[Entries from a dataset of interfaces]
——
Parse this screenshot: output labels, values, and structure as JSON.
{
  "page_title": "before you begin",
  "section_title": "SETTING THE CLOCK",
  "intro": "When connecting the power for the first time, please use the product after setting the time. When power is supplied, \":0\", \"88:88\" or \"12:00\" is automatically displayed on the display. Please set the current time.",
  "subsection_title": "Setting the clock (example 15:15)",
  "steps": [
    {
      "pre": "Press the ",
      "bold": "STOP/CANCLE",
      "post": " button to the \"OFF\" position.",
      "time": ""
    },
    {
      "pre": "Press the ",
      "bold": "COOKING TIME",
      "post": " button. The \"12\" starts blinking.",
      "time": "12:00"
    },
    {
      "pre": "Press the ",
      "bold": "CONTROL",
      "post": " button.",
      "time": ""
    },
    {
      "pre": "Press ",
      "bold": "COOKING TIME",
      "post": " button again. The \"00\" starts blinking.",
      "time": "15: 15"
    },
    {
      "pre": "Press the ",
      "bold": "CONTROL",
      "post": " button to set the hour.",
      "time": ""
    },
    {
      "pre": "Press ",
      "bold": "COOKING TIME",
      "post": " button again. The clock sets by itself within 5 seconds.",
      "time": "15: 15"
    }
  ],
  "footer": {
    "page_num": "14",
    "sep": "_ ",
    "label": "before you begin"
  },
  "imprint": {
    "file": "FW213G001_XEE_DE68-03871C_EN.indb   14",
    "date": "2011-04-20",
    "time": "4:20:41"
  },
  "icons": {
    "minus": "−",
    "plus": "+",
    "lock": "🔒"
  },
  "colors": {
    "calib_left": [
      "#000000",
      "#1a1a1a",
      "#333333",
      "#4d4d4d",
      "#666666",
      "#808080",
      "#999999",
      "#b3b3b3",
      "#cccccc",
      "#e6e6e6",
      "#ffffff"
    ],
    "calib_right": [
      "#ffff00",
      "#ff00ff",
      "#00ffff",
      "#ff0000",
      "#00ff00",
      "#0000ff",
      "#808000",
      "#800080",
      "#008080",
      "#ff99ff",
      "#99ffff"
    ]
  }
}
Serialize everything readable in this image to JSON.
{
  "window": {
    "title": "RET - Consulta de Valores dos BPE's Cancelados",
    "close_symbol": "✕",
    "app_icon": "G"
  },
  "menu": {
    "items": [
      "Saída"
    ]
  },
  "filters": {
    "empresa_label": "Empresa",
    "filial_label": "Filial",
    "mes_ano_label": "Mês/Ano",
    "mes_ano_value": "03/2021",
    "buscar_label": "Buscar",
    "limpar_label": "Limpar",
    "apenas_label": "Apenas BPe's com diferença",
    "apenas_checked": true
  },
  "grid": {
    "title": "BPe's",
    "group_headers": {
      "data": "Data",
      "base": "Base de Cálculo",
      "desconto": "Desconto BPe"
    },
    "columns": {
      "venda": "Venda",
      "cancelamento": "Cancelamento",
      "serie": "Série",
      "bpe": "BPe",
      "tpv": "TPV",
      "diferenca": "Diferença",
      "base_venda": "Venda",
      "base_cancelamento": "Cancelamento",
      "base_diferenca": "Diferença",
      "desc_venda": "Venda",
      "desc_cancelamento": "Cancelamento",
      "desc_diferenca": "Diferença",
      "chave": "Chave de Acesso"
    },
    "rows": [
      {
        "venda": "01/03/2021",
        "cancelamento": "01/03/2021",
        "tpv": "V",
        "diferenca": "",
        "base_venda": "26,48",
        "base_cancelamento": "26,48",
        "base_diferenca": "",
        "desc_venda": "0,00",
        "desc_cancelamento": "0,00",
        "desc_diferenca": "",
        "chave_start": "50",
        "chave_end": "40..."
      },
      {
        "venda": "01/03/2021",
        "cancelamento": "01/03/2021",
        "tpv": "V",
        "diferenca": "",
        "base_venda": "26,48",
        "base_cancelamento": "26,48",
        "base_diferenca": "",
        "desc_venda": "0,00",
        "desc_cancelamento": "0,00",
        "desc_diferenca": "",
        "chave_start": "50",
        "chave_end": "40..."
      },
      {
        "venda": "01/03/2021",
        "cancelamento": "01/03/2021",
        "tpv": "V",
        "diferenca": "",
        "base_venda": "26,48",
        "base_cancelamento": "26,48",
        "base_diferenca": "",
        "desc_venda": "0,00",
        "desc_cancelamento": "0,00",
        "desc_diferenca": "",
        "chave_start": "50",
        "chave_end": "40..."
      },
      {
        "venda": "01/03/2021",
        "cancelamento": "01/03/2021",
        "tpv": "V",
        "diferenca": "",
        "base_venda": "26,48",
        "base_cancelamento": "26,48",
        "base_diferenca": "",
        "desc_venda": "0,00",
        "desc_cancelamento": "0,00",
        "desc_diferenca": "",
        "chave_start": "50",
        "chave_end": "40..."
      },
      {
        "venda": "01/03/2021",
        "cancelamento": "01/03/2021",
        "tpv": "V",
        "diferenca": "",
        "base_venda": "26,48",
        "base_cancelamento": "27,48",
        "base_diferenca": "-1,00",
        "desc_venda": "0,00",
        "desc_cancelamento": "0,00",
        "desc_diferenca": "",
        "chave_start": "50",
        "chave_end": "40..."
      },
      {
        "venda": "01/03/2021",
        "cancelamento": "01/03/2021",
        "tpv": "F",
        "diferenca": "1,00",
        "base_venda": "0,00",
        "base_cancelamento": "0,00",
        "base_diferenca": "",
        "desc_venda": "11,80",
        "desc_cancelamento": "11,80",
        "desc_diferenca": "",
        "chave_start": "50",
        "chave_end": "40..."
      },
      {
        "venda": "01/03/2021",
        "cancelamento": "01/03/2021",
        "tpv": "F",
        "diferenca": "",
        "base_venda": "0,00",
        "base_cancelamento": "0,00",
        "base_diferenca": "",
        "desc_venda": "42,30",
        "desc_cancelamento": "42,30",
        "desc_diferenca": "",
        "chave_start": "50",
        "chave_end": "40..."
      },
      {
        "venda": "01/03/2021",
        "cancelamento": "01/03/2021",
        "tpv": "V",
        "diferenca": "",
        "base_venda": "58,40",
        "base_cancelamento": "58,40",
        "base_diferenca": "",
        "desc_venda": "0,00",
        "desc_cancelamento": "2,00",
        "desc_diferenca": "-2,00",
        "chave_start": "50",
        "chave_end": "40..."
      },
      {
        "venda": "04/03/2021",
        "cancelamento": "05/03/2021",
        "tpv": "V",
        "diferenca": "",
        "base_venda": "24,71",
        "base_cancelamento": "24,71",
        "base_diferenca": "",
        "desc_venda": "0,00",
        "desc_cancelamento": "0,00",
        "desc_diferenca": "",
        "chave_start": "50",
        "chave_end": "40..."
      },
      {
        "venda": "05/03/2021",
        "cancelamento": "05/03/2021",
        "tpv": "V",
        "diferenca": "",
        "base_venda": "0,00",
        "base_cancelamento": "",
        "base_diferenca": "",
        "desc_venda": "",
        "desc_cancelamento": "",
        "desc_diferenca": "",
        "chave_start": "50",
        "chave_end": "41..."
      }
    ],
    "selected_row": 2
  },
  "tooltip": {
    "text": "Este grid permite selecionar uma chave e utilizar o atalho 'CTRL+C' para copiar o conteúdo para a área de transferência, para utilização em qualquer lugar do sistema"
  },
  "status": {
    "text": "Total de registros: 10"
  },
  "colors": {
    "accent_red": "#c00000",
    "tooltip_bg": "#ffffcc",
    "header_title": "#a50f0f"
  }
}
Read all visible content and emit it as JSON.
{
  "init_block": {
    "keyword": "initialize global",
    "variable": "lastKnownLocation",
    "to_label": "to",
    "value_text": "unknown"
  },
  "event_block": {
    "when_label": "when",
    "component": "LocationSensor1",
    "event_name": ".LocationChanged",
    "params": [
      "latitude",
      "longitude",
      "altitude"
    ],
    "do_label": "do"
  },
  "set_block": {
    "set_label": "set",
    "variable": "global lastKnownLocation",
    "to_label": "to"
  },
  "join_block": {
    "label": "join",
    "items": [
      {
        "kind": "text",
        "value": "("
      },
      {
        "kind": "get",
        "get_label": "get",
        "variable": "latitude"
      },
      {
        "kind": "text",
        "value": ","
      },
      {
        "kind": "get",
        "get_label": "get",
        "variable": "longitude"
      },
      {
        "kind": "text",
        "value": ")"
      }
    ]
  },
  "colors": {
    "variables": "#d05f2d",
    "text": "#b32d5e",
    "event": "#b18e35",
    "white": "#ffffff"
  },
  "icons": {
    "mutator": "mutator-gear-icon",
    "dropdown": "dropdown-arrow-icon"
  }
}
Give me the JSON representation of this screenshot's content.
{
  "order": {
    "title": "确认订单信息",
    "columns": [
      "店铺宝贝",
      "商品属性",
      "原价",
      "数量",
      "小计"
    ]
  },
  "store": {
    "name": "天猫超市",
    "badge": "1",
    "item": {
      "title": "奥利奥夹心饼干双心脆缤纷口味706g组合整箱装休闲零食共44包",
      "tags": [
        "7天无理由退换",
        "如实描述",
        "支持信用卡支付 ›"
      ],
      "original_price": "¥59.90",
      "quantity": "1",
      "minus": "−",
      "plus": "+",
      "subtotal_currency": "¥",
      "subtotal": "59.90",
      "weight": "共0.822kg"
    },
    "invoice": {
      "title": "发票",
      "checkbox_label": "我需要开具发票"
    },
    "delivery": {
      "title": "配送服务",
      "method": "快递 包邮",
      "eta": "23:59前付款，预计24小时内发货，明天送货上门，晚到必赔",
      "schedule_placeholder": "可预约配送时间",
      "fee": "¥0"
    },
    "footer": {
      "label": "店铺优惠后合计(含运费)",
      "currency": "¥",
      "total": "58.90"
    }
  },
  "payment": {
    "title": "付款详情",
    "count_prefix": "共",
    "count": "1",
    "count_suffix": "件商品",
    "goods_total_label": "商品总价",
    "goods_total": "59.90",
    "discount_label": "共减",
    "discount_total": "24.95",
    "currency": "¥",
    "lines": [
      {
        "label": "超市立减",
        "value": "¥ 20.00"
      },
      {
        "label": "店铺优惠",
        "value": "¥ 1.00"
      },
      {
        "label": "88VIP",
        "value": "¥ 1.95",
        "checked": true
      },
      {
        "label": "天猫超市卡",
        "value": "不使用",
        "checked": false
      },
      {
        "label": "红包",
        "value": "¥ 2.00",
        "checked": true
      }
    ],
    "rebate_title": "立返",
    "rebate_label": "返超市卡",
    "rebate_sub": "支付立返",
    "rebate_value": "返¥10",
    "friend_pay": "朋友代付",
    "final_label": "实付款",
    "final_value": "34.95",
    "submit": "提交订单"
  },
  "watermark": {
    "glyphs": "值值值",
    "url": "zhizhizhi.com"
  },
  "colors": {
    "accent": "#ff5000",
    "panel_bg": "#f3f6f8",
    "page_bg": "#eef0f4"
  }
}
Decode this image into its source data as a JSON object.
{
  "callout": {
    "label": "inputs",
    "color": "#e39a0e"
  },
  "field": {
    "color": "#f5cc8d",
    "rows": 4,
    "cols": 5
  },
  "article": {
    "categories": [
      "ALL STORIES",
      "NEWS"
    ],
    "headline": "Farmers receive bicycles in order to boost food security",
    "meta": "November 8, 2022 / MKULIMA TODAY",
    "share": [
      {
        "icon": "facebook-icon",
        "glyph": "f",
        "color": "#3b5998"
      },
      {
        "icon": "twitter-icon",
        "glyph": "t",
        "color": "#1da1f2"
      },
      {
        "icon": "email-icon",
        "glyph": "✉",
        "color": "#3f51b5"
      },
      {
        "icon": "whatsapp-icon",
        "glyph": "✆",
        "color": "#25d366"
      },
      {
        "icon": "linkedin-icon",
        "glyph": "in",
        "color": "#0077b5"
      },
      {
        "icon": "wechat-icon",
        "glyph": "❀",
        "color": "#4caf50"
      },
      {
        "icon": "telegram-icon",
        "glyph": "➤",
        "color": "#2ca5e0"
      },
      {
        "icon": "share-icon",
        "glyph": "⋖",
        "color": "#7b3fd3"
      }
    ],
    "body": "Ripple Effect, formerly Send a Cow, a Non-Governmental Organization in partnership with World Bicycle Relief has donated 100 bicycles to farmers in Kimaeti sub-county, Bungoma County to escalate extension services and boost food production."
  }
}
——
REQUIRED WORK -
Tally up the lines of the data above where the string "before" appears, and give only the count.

RESPONSE -
2